What do the data show?
These findings illustrate that appetite for meat poses a stumbling block to mobilize public recognition of disease risk from animal agriculture, precisely because solutions to this problem implicate their dietary habits. This research adds to the growing body of research showing that the meat-motivated mind goes to great lengths in justifying the continuation of eating animals by minimizing or ignoring the detrimental impact of animal agriculture on global health and the environment while causing an enormous amount of animal suffering.
Meat-eaters are thus very good at playing the mental gymnastics game by applying a wide range of psychological tricks to make it possible to profess their love for animals while simultaneously eating animals.4 These new findings reveal that this disturbing paradox and appetite for meat not only comes at the costs of animal lives but also prevents humankind from taking action towards a safer and healthier future for everyone.
1) The abstract reads: Most infectious diseases are zoonotic, “jumping” from animals to humans, with COVID-19 no exception. Although many zoonotic transmissions occur on industrial-scale factory farms, public discussions mainly blame wild animal (“wet”) markets or focus on reactionary solutions, posing a psychological obstacle to preventing future pandemics. In two pre-registered studies early in the 2020 pandemic, we examined whether British adults fail to recognize factory farming in causing epidemics, and whether such dismissal represents motivated cognition. Cross-sectional data (Study 1, N = 302) confirmed that people blame factory farms and global meat consumption less than wild animal trade and consumption or lack of government preparedness, especially among meat-committed persons. Experimental exposure (Study 2, N = 194) to information blaming factory farms (vs. wild animal markets) produced lower endorsement of preventive solutions than of reactionary solutions, which was exacerbated among meat-committed persons.

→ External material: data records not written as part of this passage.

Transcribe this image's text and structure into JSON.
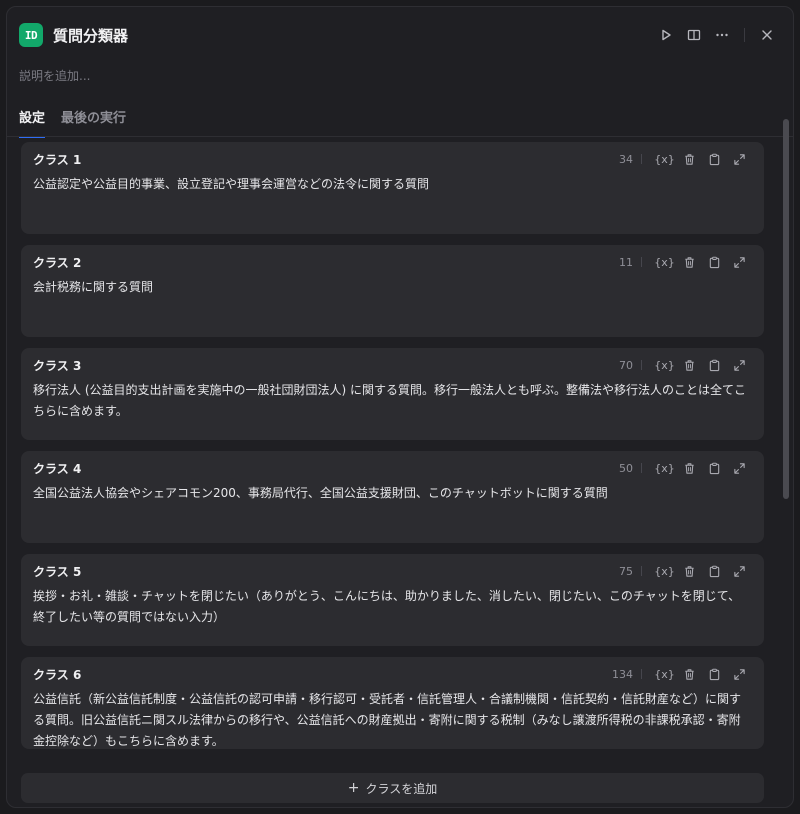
{
  "header": {
    "app_icon_text": "ID",
    "title": "質問分類器",
    "description_placeholder": "説明を追加..."
  },
  "tabs": [
    {
      "label": "設定",
      "active": true
    },
    {
      "label": "最後の実行",
      "active": false
    }
  ],
  "classes": [
    {
      "name": "クラス 1",
      "count": "34",
      "text": "公益認定や公益目的事業、設立登記や理事会運営などの法令に関する質問"
    },
    {
      "name": "クラス 2",
      "count": "11",
      "text": "会計税務に関する質問"
    },
    {
      "name": "クラス 3",
      "count": "70",
      "text": "移行法人 (公益目的支出計画を実施中の一般社団財団法人) に関する質問。移行一般法人とも呼ぶ。整備法や移行法人のことは全てこちらに含めます。"
    },
    {
      "name": "クラス 4",
      "count": "50",
      "text": "全国公益法人協会やシェアコモン200、事務局代行、全国公益支援財団、このチャットボットに関する質問"
    },
    {
      "name": "クラス 5",
      "count": "75",
      "text": "挨拶・お礼・雑談・チャットを閉じたい（ありがとう、こんにちは、助かりました、消したい、閉じたい、このチャットを閉じて、終了したい等の質問ではない入力）"
    },
    {
      "name": "クラス 6",
      "count": "134",
      "text": "公益信託（新公益信託制度・公益信託の認可申請・移行認可・受託者・信託管理人・合議制機関・信託契約・信託財産など）に関する質問。旧公益信託ニ関スル法律からの移行や、公益信託への財産拠出・寄附に関する税制（みなし譲渡所得税の非課税承認・寄附金控除など）もこちらに含めます。"
    }
  ],
  "variable_tool_label": "{x}",
  "add_button": {
    "label": "クラスを追加",
    "icon": "+"
  },
  "colors": {
    "accent": "#2f6df5",
    "app_icon": "#12a86a"
  }
}
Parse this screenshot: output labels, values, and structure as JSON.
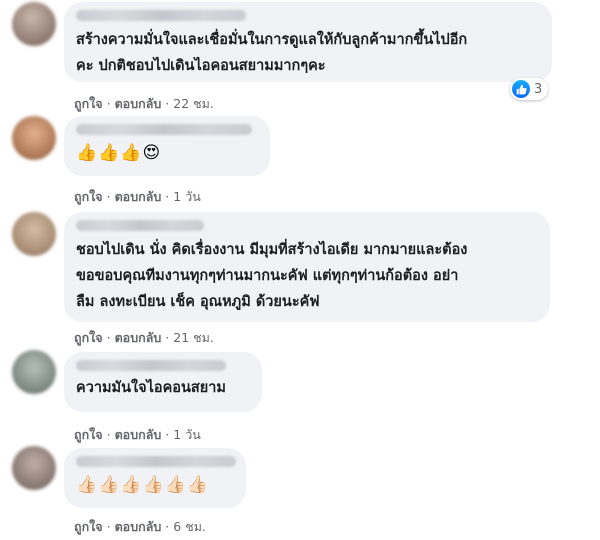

These findings suggest that people, especially those highly committed to eating meat, willfully disregard solutions targeting animal agriculture and global meat consumption to prevent future pandemics precisely because such solutions implicate their dietary habits. Better understanding motivated beliefs about the causes of and solutions to pandemics is critical for developing interventions.
2) A press release called "Many do not recognise animal agriculture’s link to infectious diseases" can be seen here.
3) References on zoonotic disease risk and anti-biotic resistance threat:
Aarestrup, F. (2012). Get pigs off antibiotics. Nature 486, 465–466. doi:10.1038/486465a
Graham, J. P., Leibler, J. H., Price, L. B., Otte, J. M., Pfeiffer, D. U., Tiensin, T., & Silbergeld, E. K. (2008). The animal-human interface and infectious disease in industrial food animal production: rethinking biosecurity and biocontainment. Public Health Reports, 123(3), 282–299. Doi:10.1177/003335490812300309
Jones, B. A., Grace D., Kock, R., Alonso, S., Rushton J., Said M. Y. … Pfeiffer, D.U. (2013). Zoonosis emergence and agroecological change. PNAS 110, 8399-8404. doi:10.1073/pnas.1208059110
Moyer, M. W. (2016). The looming threat of factory superbugs. Scientific American 315, 70-79. doi: 10.1038/scientificamerican1216-70.
4) Dhont, K. & Hodson, G. (Eds.) (2020). Why We Love and Exploit Animals: Bridging Insights From Academia and Advocacy. Routledge. For an interview about this groundbreaking book see "The Psychology Behind Why We Love and Exploit Animals".